___ INFORMATION ___
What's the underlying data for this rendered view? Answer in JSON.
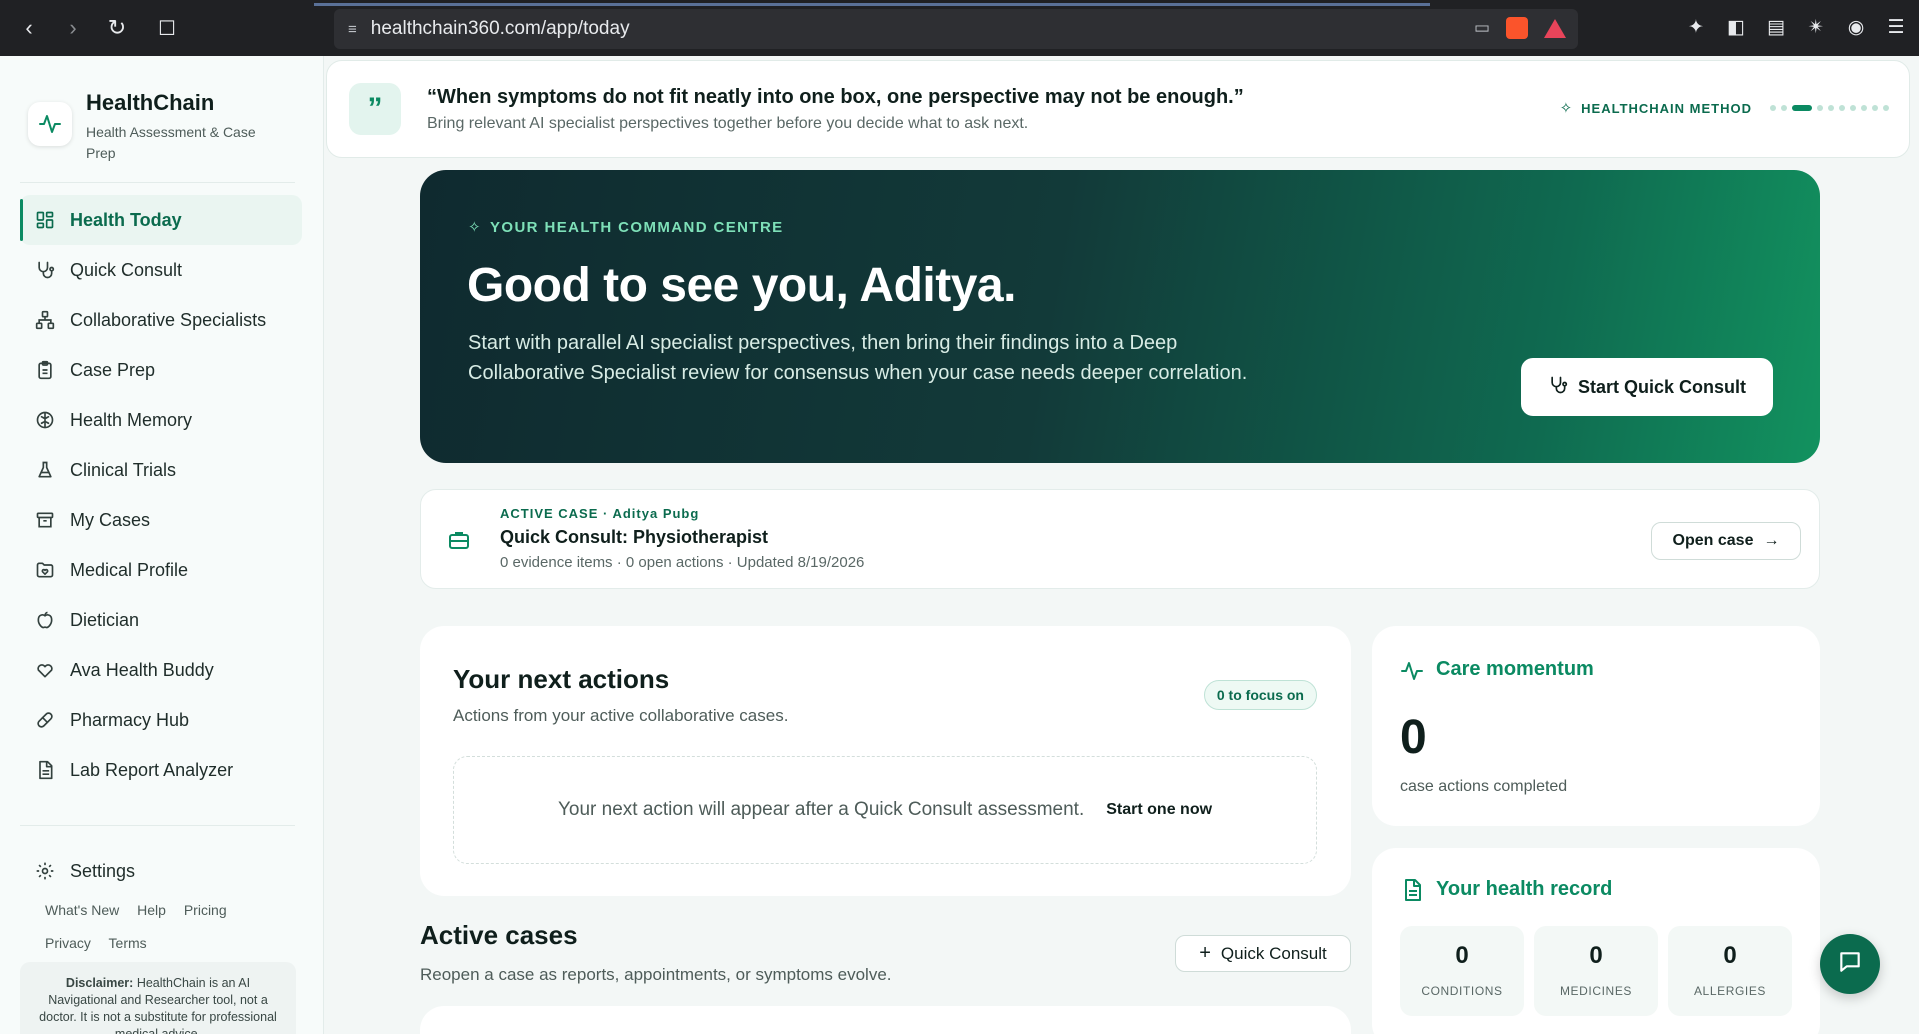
{
  "browser": {
    "url": "healthchain360.com/app/today"
  },
  "brand": {
    "title": "HealthChain",
    "subtitle": "Health Assessment & Case Prep"
  },
  "sidebar": {
    "items": [
      {
        "label": "Health Today",
        "icon": "grid-icon",
        "active": true
      },
      {
        "label": "Quick Consult",
        "icon": "stethoscope-icon"
      },
      {
        "label": "Collaborative Specialists",
        "icon": "network-icon"
      },
      {
        "label": "Case Prep",
        "icon": "clipboard-icon"
      },
      {
        "label": "Health Memory",
        "icon": "brain-icon"
      },
      {
        "label": "Clinical Trials",
        "icon": "flask-icon"
      },
      {
        "label": "My Cases",
        "icon": "archive-icon"
      },
      {
        "label": "Medical Profile",
        "icon": "folder-heart-icon"
      },
      {
        "label": "Dietician",
        "icon": "apple-icon"
      },
      {
        "label": "Ava Health Buddy",
        "icon": "heart-icon"
      },
      {
        "label": "Pharmacy Hub",
        "icon": "pill-icon"
      },
      {
        "label": "Lab Report Analyzer",
        "icon": "file-text-icon"
      }
    ],
    "settings": "Settings",
    "links": [
      "What's New",
      "Help",
      "Pricing",
      "Privacy",
      "Terms"
    ],
    "disclaimer_label": "Disclaimer:",
    "disclaimer_text": "HealthChain is an AI Navigational and Researcher tool, not a doctor. It is not a substitute for professional medical advice."
  },
  "quote": {
    "text": "“When symptoms do not fit neatly into one box, one perspective may not be enough.”",
    "sub": "Bring relevant AI specialist perspectives together before you decide what to ask next.",
    "method": "HEALTHCHAIN METHOD",
    "active_dot": 2,
    "dot_count": 10
  },
  "hero": {
    "eyebrow": "YOUR HEALTH COMMAND CENTRE",
    "title": "Good to see you, Aditya.",
    "description": "Start with parallel AI specialist perspectives, then bring their findings into a Deep Collaborative Specialist review for consensus when your case needs deeper correlation.",
    "button": "Start Quick Consult"
  },
  "active_case": {
    "tag": "ACTIVE CASE · Aditya Pubg",
    "title": "Quick Consult: Physiotherapist",
    "meta": "0 evidence items · 0 open actions · Updated 8/19/2026",
    "button": "Open case"
  },
  "next_actions": {
    "title": "Your next actions",
    "subtitle": "Actions from your active collaborative cases.",
    "badge": "0 to focus on",
    "empty": "Your next action will appear after a Quick Consult assessment.",
    "cta": "Start one now"
  },
  "momentum": {
    "title": "Care momentum",
    "value": "0",
    "label": "case actions completed"
  },
  "health_record": {
    "title": "Your health record",
    "stats": [
      {
        "value": "0",
        "label": "CONDITIONS"
      },
      {
        "value": "0",
        "label": "MEDICINES"
      },
      {
        "value": "0",
        "label": "ALLERGIES"
      }
    ]
  },
  "active_cases": {
    "title": "Active cases",
    "subtitle": "Reopen a case as reports, appointments, or symptoms evolve.",
    "button": "Quick Consult"
  },
  "colors": {
    "accent": "#0b8a62",
    "accent_dark": "#0b6b4e"
  }
}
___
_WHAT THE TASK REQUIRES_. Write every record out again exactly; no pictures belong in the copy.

_TASK RESPONSE_.
What's the underlying data for this rendered view? Answer in JSON.
{
  "browser": {
    "url": "healthchain360.com/app/today"
  },
  "brand": {
    "title": "HealthChain",
    "subtitle": "Health Assessment & Case Prep"
  },
  "sidebar": {
    "items": [
      {
        "label": "Health Today",
        "icon": "grid-icon",
        "active": true
      },
      {
        "label": "Quick Consult",
        "icon": "stethoscope-icon"
      },
      {
        "label": "Collaborative Specialists",
        "icon": "network-icon"
      },
      {
        "label": "Case Prep",
        "icon": "clipboard-icon"
      },
      {
        "label": "Health Memory",
        "icon": "brain-icon"
      },
      {
        "label": "Clinical Trials",
        "icon": "flask-icon"
      },
      {
        "label": "My Cases",
        "icon": "archive-icon"
      },
      {
        "label": "Medical Profile",
        "icon": "folder-heart-icon"
      },
      {
        "label": "Dietician",
        "icon": "apple-icon"
      },
      {
        "label": "Ava Health Buddy",
        "icon": "heart-icon"
      },
      {
        "label": "Pharmacy Hub",
        "icon": "pill-icon"
      },
      {
        "label": "Lab Report Analyzer",
        "icon": "file-text-icon"
      }
    ],
    "settings": "Settings",
    "links": [
      "What's New",
      "Help",
      "Pricing",
      "Privacy",
      "Terms"
    ],
    "disclaimer_label": "Disclaimer:",
    "disclaimer_text": "HealthChain is an AI Navigational and Researcher tool, not a doctor. It is not a substitute for professional medical advice."
  },
  "quote": {
    "text": "“When symptoms do not fit neatly into one box, one perspective may not be enough.”",
    "sub": "Bring relevant AI specialist perspectives together before you decide what to ask next.",
    "method": "HEALTHCHAIN METHOD",
    "active_dot": 2,
    "dot_count": 10
  },
  "hero": {
    "eyebrow": "YOUR HEALTH COMMAND CENTRE",
    "title": "Good to see you, Aditya.",
    "description": "Start with parallel AI specialist perspectives, then bring their findings into a Deep Collaborative Specialist review for consensus when your case needs deeper correlation.",
    "button": "Start Quick Consult"
  },
  "active_case": {
    "tag": "ACTIVE CASE · Aditya Pubg",
    "title": "Quick Consult: Physiotherapist",
    "meta": "0 evidence items · 0 open actions · Updated 8/19/2026",
    "button": "Open case"
  },
  "next_actions": {
    "title": "Your next actions",
    "subtitle": "Actions from your active collaborative cases.",
    "badge": "0 to focus on",
    "empty": "Your next action will appear after a Quick Consult assessment.",
    "cta": "Start one now"
  },
  "momentum": {
    "title": "Care momentum",
    "value": "0",
    "label": "case actions completed"
  },
  "health_record": {
    "title": "Your health record",
    "stats": [
      {
        "value": "0",
        "label": "CONDITIONS"
      },
      {
        "value": "0",
        "label": "MEDICINES"
      },
      {
        "value": "0",
        "label": "ALLERGIES"
      }
    ]
  },
  "active_cases": {
    "title": "Active cases",
    "subtitle": "Reopen a case as reports, appointments, or symptoms evolve.",
    "button": "Quick Consult"
  },
  "colors": {
    "accent": "#0b8a62",
    "accent_dark": "#0b6b4e"
  }
}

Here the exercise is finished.